▶ _Work task_
The answer must consist of every line from the entries that holds the word "JSON".

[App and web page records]

= = = =

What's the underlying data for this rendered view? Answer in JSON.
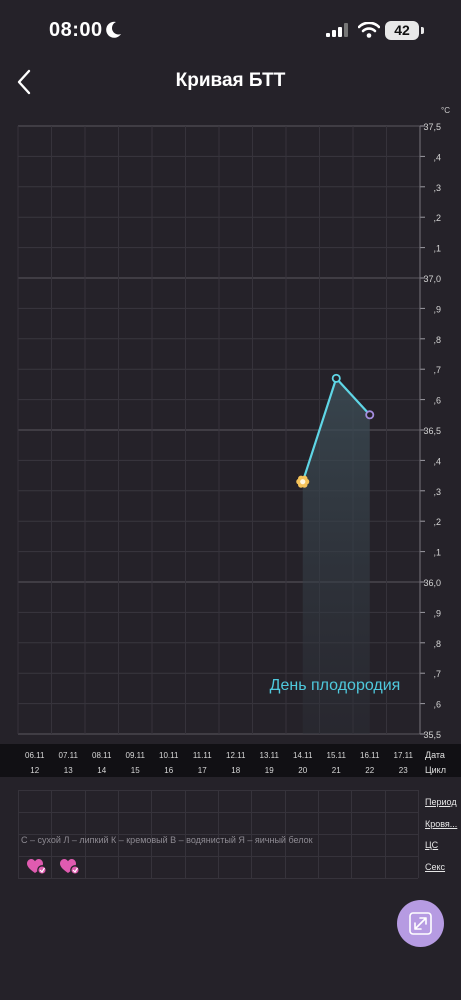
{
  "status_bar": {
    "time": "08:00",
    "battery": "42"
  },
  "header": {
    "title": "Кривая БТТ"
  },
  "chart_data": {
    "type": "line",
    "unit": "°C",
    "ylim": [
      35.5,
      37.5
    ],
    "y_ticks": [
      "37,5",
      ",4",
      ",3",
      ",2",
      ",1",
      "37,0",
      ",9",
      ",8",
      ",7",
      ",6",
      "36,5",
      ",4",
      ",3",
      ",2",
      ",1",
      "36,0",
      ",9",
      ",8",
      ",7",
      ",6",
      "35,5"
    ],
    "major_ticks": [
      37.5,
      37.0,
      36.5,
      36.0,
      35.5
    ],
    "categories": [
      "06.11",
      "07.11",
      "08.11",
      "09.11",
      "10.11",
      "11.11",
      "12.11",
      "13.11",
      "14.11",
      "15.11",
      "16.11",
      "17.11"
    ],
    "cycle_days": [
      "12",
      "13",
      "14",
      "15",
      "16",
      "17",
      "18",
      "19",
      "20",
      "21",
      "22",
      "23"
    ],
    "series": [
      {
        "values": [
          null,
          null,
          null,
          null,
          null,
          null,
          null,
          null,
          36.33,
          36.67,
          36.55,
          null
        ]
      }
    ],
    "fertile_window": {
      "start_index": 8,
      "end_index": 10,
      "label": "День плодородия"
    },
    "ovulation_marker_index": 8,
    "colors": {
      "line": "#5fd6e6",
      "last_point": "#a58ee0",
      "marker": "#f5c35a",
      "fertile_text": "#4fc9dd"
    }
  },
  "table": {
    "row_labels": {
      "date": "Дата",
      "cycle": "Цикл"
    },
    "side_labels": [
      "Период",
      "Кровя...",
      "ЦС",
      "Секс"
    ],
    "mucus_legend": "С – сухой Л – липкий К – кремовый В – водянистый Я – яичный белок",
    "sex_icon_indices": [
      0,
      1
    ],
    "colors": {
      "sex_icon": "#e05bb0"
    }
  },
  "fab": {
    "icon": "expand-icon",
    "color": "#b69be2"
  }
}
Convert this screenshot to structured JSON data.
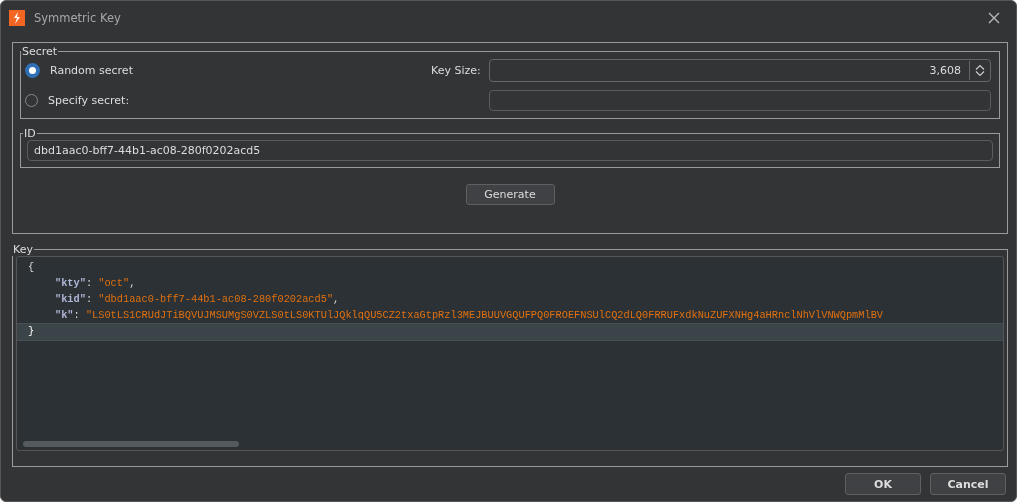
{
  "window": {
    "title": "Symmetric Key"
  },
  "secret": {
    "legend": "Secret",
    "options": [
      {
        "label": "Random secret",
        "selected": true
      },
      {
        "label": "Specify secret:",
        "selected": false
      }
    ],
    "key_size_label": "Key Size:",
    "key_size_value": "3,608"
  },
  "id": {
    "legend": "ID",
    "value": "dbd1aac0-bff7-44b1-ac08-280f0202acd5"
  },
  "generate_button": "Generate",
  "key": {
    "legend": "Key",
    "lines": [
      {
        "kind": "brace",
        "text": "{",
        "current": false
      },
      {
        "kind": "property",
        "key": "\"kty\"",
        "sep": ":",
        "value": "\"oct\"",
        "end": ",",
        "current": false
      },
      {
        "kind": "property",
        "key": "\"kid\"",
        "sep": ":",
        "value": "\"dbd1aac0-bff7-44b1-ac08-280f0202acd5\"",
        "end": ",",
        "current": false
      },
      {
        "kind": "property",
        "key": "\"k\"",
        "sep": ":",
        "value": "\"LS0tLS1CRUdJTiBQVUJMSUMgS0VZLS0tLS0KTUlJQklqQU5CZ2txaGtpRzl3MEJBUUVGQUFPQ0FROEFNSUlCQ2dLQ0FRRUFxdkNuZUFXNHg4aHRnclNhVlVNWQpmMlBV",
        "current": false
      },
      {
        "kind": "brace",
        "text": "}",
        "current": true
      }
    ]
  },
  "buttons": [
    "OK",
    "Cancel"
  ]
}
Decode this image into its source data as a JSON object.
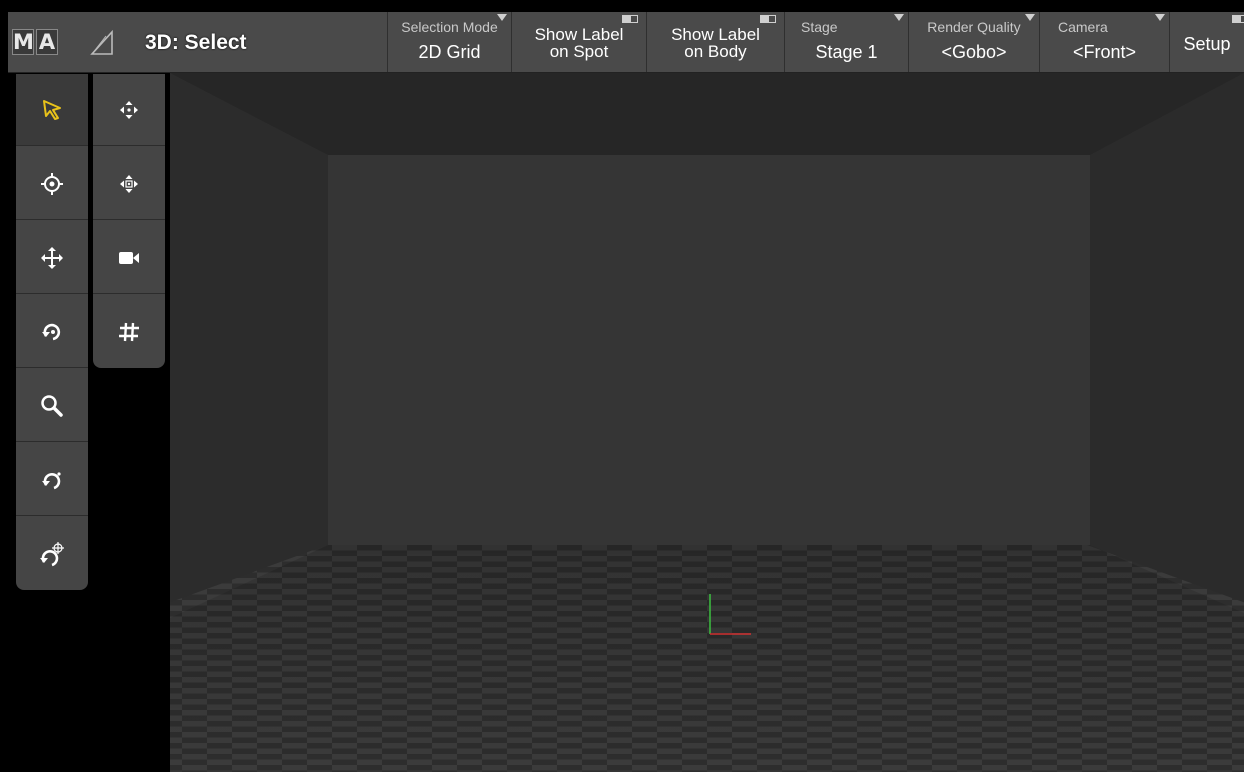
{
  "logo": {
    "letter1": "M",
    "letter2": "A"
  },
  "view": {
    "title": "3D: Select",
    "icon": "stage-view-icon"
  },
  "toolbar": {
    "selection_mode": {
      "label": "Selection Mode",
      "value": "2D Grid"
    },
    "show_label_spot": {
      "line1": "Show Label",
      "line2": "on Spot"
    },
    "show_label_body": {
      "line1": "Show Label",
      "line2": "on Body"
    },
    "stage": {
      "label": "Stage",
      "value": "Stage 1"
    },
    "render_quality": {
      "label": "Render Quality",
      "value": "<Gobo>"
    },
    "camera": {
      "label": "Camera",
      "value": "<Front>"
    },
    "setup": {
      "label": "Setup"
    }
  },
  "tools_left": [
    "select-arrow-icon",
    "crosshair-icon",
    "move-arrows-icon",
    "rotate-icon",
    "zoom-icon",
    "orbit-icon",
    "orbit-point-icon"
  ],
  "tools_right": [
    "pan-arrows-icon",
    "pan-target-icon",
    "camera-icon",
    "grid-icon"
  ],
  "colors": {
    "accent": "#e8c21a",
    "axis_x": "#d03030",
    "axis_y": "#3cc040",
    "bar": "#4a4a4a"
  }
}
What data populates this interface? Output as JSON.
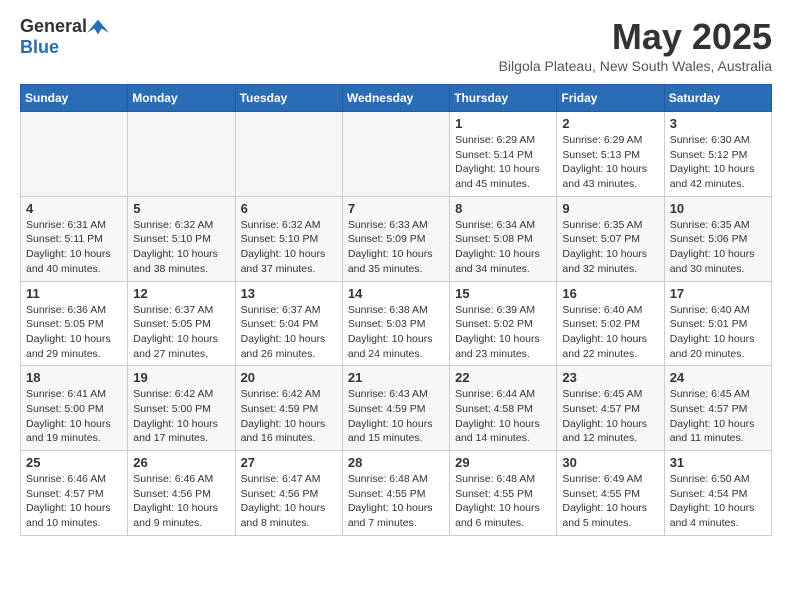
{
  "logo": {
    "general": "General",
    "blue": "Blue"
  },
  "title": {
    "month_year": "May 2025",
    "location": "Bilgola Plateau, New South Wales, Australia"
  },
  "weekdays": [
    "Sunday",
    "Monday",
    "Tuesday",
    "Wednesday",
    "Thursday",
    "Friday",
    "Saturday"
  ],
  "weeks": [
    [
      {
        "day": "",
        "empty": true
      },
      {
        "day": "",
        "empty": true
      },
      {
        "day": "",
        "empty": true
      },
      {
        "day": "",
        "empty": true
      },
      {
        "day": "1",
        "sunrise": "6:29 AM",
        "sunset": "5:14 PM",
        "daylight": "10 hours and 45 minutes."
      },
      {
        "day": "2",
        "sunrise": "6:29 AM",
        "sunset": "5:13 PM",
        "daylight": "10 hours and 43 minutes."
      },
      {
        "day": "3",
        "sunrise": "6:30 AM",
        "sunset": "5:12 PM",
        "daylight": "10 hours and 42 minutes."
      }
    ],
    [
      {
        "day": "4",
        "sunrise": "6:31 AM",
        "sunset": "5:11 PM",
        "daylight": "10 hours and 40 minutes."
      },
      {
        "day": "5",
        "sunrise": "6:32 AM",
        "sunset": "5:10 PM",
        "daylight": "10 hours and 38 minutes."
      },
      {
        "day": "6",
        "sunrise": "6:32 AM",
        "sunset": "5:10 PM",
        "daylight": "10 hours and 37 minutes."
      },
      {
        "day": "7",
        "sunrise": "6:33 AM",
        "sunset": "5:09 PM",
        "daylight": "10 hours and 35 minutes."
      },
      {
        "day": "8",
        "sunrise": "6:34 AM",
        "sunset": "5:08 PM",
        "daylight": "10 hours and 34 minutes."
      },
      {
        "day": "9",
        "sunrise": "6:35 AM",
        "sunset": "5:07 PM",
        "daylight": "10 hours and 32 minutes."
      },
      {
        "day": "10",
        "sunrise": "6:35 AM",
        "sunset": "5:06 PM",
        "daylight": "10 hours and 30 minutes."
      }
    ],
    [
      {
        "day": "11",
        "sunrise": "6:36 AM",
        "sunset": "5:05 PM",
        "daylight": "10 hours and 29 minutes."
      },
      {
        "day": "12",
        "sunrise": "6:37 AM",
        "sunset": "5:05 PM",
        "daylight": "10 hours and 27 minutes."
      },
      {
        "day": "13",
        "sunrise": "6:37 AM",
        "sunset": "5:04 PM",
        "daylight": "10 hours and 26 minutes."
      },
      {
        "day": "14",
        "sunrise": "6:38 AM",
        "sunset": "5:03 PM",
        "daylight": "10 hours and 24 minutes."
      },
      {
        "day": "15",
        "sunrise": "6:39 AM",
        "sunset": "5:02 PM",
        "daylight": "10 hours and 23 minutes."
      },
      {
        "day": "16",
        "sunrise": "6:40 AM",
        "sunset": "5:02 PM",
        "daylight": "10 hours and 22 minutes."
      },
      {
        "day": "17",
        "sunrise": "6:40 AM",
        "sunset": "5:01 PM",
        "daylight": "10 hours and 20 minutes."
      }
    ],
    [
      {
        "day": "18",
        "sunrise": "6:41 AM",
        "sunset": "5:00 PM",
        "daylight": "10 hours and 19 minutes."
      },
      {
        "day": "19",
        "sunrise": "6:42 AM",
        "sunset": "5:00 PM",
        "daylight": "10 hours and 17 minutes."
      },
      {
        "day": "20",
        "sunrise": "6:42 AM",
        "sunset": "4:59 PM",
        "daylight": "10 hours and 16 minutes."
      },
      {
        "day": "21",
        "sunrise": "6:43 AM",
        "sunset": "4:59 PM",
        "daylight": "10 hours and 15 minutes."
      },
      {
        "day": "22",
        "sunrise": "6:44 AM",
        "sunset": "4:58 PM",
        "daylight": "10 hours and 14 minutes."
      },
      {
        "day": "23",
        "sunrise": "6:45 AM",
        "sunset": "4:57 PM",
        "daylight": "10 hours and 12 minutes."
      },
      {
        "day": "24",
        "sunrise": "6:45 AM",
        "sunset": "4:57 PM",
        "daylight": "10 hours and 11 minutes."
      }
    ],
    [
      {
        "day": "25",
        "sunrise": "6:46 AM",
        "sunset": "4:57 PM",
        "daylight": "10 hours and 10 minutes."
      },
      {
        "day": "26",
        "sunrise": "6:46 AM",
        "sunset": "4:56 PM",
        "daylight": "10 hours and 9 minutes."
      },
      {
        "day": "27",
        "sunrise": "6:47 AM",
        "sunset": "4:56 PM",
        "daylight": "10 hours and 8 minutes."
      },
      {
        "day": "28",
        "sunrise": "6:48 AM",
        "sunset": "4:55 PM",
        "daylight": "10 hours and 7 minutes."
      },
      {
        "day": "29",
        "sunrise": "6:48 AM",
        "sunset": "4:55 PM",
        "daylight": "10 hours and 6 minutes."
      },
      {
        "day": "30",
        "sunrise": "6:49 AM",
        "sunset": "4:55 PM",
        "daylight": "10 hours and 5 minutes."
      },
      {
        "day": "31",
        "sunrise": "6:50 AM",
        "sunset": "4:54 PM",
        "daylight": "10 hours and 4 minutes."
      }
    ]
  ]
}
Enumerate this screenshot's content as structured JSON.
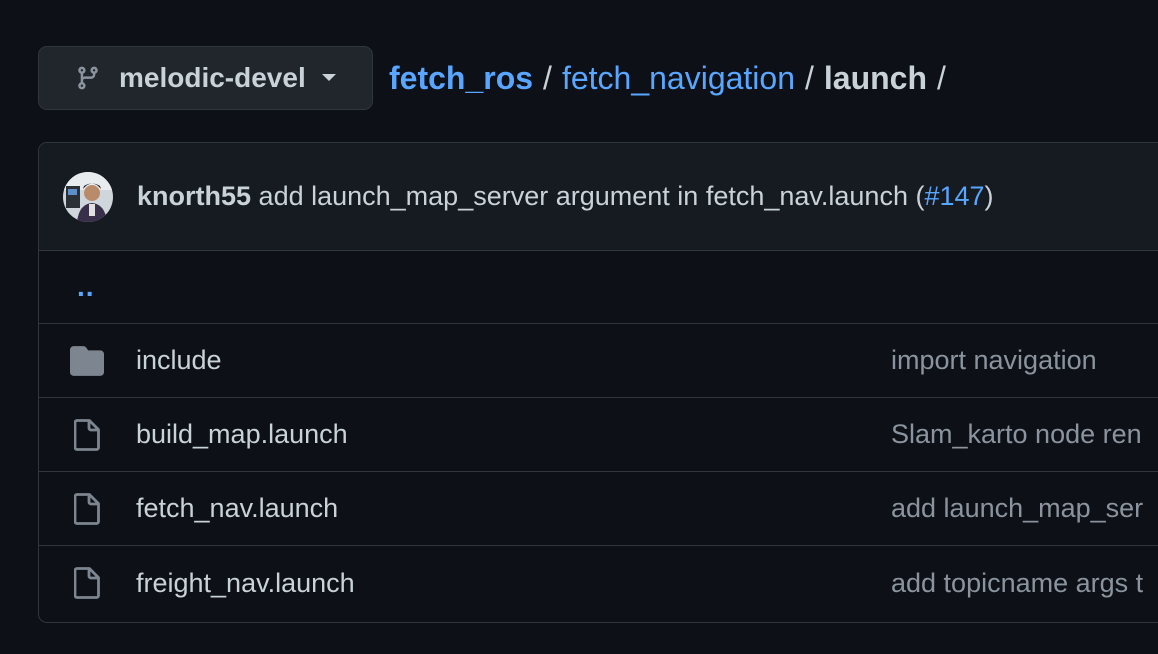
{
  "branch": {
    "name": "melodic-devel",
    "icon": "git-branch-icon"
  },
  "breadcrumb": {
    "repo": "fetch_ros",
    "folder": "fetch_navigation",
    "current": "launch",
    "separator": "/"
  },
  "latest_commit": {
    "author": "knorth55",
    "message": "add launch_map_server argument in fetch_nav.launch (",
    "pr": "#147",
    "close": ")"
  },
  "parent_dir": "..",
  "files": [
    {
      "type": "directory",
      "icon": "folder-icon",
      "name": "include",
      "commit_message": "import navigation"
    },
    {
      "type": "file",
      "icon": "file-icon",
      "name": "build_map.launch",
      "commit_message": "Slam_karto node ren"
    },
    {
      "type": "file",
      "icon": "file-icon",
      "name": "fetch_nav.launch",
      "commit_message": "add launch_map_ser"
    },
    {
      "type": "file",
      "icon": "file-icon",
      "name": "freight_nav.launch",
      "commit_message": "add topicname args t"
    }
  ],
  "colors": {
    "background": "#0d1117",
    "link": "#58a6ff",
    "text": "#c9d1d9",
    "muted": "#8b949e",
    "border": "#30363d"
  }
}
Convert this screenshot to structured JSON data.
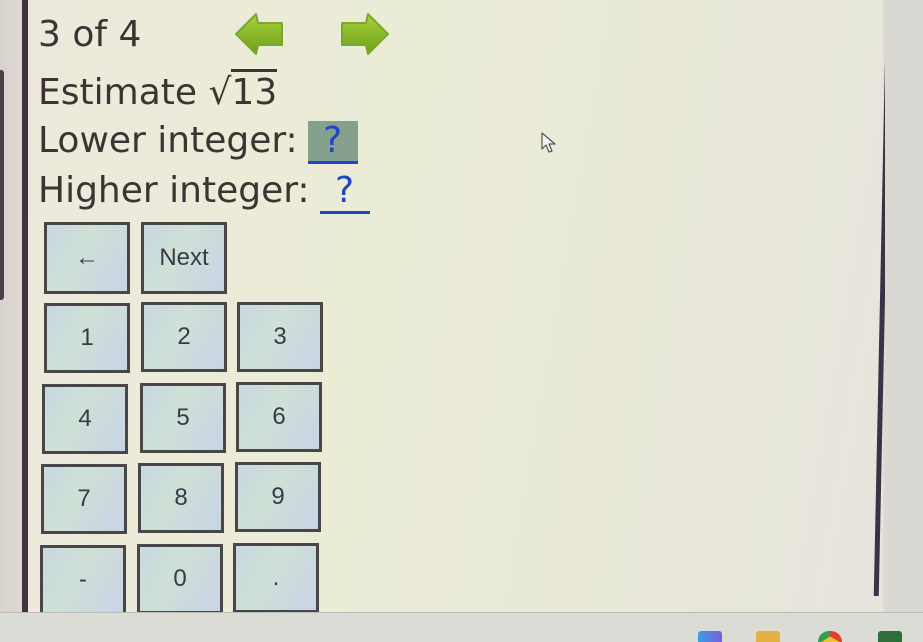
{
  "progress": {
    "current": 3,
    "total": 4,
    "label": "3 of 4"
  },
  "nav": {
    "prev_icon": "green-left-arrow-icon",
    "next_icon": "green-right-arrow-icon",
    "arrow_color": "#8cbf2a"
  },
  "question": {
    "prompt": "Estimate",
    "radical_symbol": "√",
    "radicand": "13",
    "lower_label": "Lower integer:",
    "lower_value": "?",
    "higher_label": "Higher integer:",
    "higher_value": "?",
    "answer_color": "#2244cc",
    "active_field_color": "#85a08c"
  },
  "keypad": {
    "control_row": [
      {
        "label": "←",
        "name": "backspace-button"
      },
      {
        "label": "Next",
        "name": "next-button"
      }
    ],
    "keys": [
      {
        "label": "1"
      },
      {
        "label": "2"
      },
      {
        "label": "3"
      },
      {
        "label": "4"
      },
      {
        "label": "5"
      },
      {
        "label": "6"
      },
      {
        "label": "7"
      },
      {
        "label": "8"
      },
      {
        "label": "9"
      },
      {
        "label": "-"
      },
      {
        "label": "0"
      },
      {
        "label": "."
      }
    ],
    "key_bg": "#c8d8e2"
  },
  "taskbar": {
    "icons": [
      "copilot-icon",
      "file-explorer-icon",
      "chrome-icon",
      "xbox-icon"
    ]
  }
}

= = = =

▶ _Output for this exercise_
What's the underlying data for this rendered view? Answer in JSON.
Convert this screenshot to structured JSON data.
Decode this image into its source data as a JSON object.
What data populates this interface? Output as JSON.
Enumerate this screenshot's content as structured JSON.
Convert this screenshot to structured JSON data.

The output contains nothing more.